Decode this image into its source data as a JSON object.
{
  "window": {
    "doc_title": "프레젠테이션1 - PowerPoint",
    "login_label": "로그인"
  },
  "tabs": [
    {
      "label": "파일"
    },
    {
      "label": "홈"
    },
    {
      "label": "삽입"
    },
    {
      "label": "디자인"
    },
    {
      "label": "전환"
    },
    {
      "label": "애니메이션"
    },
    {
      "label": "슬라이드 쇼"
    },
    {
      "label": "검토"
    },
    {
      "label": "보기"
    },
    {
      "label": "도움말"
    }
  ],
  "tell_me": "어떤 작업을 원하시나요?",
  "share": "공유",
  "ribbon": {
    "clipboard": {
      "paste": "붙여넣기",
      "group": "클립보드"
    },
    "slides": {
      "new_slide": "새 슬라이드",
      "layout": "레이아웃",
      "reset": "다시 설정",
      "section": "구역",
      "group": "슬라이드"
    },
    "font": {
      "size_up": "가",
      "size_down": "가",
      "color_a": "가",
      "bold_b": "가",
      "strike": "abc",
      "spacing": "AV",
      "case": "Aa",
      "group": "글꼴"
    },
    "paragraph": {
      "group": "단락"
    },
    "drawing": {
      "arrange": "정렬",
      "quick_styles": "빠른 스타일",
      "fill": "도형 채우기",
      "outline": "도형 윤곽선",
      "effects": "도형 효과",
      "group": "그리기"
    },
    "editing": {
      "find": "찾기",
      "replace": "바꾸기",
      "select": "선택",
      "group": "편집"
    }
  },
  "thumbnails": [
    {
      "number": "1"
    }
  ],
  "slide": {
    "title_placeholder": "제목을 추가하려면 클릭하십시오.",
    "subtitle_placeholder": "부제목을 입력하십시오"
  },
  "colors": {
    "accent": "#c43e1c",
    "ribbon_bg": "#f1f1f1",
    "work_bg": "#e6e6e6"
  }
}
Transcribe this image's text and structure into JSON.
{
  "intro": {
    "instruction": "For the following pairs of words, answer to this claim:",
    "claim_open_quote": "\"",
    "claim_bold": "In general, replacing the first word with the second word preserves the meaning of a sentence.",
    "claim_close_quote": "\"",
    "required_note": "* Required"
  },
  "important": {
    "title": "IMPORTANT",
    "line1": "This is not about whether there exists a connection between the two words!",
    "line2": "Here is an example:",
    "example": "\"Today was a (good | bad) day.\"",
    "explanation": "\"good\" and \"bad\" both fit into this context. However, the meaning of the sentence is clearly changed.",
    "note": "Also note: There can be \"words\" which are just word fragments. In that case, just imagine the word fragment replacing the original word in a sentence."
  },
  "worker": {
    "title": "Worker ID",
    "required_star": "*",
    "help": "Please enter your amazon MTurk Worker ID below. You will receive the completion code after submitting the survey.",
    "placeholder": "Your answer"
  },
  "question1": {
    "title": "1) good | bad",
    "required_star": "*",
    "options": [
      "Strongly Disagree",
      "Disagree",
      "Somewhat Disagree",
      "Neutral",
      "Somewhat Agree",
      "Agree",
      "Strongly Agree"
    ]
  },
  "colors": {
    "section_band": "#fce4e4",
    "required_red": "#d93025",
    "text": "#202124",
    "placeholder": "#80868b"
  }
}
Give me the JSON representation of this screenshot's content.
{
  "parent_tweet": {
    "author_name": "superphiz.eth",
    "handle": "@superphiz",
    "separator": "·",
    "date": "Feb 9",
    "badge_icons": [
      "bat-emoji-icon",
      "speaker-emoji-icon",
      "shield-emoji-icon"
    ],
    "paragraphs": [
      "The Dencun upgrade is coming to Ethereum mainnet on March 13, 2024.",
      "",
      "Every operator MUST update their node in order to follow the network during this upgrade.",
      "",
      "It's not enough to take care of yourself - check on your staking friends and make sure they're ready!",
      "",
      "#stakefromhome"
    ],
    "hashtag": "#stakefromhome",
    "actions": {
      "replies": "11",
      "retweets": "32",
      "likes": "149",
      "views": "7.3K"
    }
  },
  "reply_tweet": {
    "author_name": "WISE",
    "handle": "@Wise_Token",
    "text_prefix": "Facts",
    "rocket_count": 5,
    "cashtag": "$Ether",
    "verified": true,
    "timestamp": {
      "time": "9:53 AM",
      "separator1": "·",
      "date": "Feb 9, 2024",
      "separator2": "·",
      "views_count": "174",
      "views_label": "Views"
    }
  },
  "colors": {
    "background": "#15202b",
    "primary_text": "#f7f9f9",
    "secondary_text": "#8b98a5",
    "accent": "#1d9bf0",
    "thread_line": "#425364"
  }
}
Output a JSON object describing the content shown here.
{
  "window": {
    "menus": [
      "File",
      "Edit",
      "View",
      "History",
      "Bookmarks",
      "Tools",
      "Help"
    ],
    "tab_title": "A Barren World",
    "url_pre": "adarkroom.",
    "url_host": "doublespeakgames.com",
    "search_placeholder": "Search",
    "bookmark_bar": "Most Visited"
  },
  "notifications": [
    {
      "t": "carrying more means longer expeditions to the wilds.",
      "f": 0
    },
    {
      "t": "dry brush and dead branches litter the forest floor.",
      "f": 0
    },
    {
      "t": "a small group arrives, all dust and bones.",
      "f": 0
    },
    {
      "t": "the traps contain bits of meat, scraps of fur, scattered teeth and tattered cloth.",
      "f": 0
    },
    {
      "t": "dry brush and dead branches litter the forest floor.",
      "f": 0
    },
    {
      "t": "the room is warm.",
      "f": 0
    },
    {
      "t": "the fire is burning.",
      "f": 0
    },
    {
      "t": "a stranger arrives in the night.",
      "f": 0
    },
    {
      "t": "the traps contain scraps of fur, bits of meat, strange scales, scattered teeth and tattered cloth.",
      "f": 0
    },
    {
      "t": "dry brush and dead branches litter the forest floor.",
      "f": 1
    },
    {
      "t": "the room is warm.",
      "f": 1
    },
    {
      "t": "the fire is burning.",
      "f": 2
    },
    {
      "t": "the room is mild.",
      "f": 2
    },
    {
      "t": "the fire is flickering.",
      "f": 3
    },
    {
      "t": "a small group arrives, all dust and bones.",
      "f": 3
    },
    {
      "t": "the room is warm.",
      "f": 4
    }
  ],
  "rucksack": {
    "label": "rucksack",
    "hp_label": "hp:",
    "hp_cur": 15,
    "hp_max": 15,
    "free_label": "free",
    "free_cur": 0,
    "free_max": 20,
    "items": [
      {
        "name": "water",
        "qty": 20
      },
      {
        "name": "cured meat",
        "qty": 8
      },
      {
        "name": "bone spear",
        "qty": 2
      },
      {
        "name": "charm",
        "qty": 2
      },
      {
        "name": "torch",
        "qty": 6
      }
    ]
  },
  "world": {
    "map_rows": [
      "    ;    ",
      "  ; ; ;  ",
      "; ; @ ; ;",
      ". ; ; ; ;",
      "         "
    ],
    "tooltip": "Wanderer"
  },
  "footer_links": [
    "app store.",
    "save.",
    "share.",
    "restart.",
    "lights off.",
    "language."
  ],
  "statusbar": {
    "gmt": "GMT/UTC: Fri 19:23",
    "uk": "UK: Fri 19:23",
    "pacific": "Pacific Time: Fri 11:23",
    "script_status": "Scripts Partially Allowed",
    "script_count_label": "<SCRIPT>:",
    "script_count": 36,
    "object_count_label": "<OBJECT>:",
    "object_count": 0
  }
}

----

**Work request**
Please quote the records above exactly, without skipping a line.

**Task response**
Decode this image into its source data as a JSON object.
{
  "window": {
    "doc_title": "프레젠테이션1 - PowerPoint",
    "login_label": "로그인"
  },
  "tabs": [
    {
      "label": "파일"
    },
    {
      "label": "홈"
    },
    {
      "label": "삽입"
    },
    {
      "label": "디자인"
    },
    {
      "label": "전환"
    },
    {
      "label": "애니메이션"
    },
    {
      "label": "슬라이드 쇼"
    },
    {
      "label": "검토"
    },
    {
      "label": "보기"
    },
    {
      "label": "도움말"
    }
  ],
  "tell_me": "어떤 작업을 원하시나요?",
  "share": "공유",
  "ribbon": {
    "clipboard": {
      "paste": "붙여넣기",
      "group": "클립보드"
    },
    "slides": {
      "new_slide": "새 슬라이드",
      "layout": "레이아웃",
      "reset": "다시 설정",
      "section": "구역",
      "group": "슬라이드"
    },
    "font": {
      "size_up": "가",
      "size_down": "가",
      "color_a": "가",
      "bold_b": "가",
      "strike": "abc",
      "spacing": "AV",
      "case": "Aa",
      "group": "글꼴"
    },
    "paragraph": {
      "group": "단락"
    },
    "drawing": {
      "arrange": "정렬",
      "quick_styles": "빠른 스타일",
      "fill": "도형 채우기",
      "outline": "도형 윤곽선",
      "effects": "도형 효과",
      "group": "그리기"
    },
    "editing": {
      "find": "찾기",
      "replace": "바꾸기",
      "select": "선택",
      "group": "편집"
    }
  },
  "thumbnails": [
    {
      "number": "1"
    }
  ],
  "slide": {
    "title_placeholder": "제목을 추가하려면 클릭하십시오.",
    "subtitle_placeholder": "부제목을 입력하십시오"
  },
  "colors": {
    "accent": "#c43e1c",
    "ribbon_bg": "#f1f1f1",
    "work_bg": "#e6e6e6"
  }
}
Transcribe this image's text and structure into JSON.
{
  "intro": {
    "instruction": "For the following pairs of words, answer to this claim:",
    "claim_open_quote": "\"",
    "claim_bold": "In general, replacing the first word with the second word preserves the meaning of a sentence.",
    "claim_close_quote": "\"",
    "required_note": "* Required"
  },
  "important": {
    "title": "IMPORTANT",
    "line1": "This is not about whether there exists a connection between the two words!",
    "line2": "Here is an example:",
    "example": "\"Today was a (good | bad) day.\"",
    "explanation": "\"good\" and \"bad\" both fit into this context. However, the meaning of the sentence is clearly changed.",
    "note": "Also note: There can be \"words\" which are just word fragments. In that case, just imagine the word fragment replacing the original word in a sentence."
  },
  "worker": {
    "title": "Worker ID",
    "required_star": "*",
    "help": "Please enter your amazon MTurk Worker ID below. You will receive the completion code after submitting the survey.",
    "placeholder": "Your answer"
  },
  "question1": {
    "title": "1) good | bad",
    "required_star": "*",
    "options": [
      "Strongly Disagree",
      "Disagree",
      "Somewhat Disagree",
      "Neutral",
      "Somewhat Agree",
      "Agree",
      "Strongly Agree"
    ]
  },
  "colors": {
    "section_band": "#fce4e4",
    "required_red": "#d93025",
    "text": "#202124",
    "placeholder": "#80868b"
  }
}
Give me the JSON representation of this screenshot's content.
{
  "parent_tweet": {
    "author_name": "superphiz.eth",
    "handle": "@superphiz",
    "separator": "·",
    "date": "Feb 9",
    "badge_icons": [
      "bat-emoji-icon",
      "speaker-emoji-icon",
      "shield-emoji-icon"
    ],
    "paragraphs": [
      "The Dencun upgrade is coming to Ethereum mainnet on March 13, 2024.",
      "",
      "Every operator MUST update their node in order to follow the network during this upgrade.",
      "",
      "It's not enough to take care of yourself - check on your staking friends and make sure they're ready!",
      "",
      "#stakefromhome"
    ],
    "hashtag": "#stakefromhome",
    "actions": {
      "replies": "11",
      "retweets": "32",
      "likes": "149",
      "views": "7.3K"
    }
  },
  "reply_tweet": {
    "author_name": "WISE",
    "handle": "@Wise_Token",
    "text_prefix": "Facts",
    "rocket_count": 5,
    "cashtag": "$Ether",
    "verified": true,
    "timestamp": {
      "time": "9:53 AM",
      "separator1": "·",
      "date": "Feb 9, 2024",
      "separator2": "·",
      "views_count": "174",
      "views_label": "Views"
    }
  },
  "colors": {
    "background": "#15202b",
    "primary_text": "#f7f9f9",
    "secondary_text": "#8b98a5",
    "accent": "#1d9bf0",
    "thread_line": "#425364"
  }
}
Output a JSON object describing the content shown here.
{
  "window": {
    "menus": [
      "File",
      "Edit",
      "View",
      "History",
      "Bookmarks",
      "Tools",
      "Help"
    ],
    "tab_title": "A Barren World",
    "url_pre": "adarkroom.",
    "url_host": "doublespeakgames.com",
    "search_placeholder": "Search",
    "bookmark_bar": "Most Visited"
  },
  "notifications": [
    {
      "t": "carrying more means longer expeditions to the wilds.",
      "f": 0
    },
    {
      "t": "dry brush and dead branches litter the forest floor.",
      "f": 0
    },
    {
      "t": "a small group arrives, all dust and bones.",
      "f": 0
    },
    {
      "t": "the traps contain bits of meat, scraps of fur, scattered teeth and tattered cloth.",
      "f": 0
    },
    {
      "t": "dry brush and dead branches litter the forest floor.",
      "f": 0
    },
    {
      "t": "the room is warm.",
      "f": 0
    },
    {
      "t": "the fire is burning.",
      "f": 0
    },
    {
      "t": "a stranger arrives in the night.",
      "f": 0
    },
    {
      "t": "the traps contain scraps of fur, bits of meat, strange scales, scattered teeth and tattered cloth.",
      "f": 0
    },
    {
      "t": "dry brush and dead branches litter the forest floor.",
      "f": 1
    },
    {
      "t": "the room is warm.",
      "f": 1
    },
    {
      "t": "the fire is burning.",
      "f": 2
    },
    {
      "t": "the room is mild.",
      "f": 2
    },
    {
      "t": "the fire is flickering.",
      "f": 3
    },
    {
      "t": "a small group arrives, all dust and bones.",
      "f": 3
    },
    {
      "t": "the room is warm.",
      "f": 4
    }
  ],
  "rucksack": {
    "label": "rucksack",
    "hp_label": "hp:",
    "hp_cur": 15,
    "hp_max": 15,
    "free_label": "free",
    "free_cur": 0,
    "free_max": 20,
    "items": [
      {
        "name": "water",
        "qty": 20
      },
      {
        "name": "cured meat",
        "qty": 8
      },
      {
        "name": "bone spear",
        "qty": 2
      },
      {
        "name": "charm",
        "qty": 2
      },
      {
        "name": "torch",
        "qty": 6
      }
    ]
  },
  "world": {
    "map_rows": [
      "    ;    ",
      "  ; ; ;  ",
      "; ; @ ; ;",
      ". ; ; ; ;",
      "         "
    ],
    "tooltip": "Wanderer"
  },
  "footer_links": [
    "app store.",
    "save.",
    "share.",
    "restart.",
    "lights off.",
    "language."
  ],
  "statusbar": {
    "gmt": "GMT/UTC: Fri 19:23",
    "uk": "UK: Fri 19:23",
    "pacific": "Pacific Time: Fri 11:23",
    "script_status": "Scripts Partially Allowed",
    "script_count_label": "<SCRIPT>:",
    "script_count": 36,
    "object_count_label": "<OBJECT>:",
    "object_count": 0
  }
}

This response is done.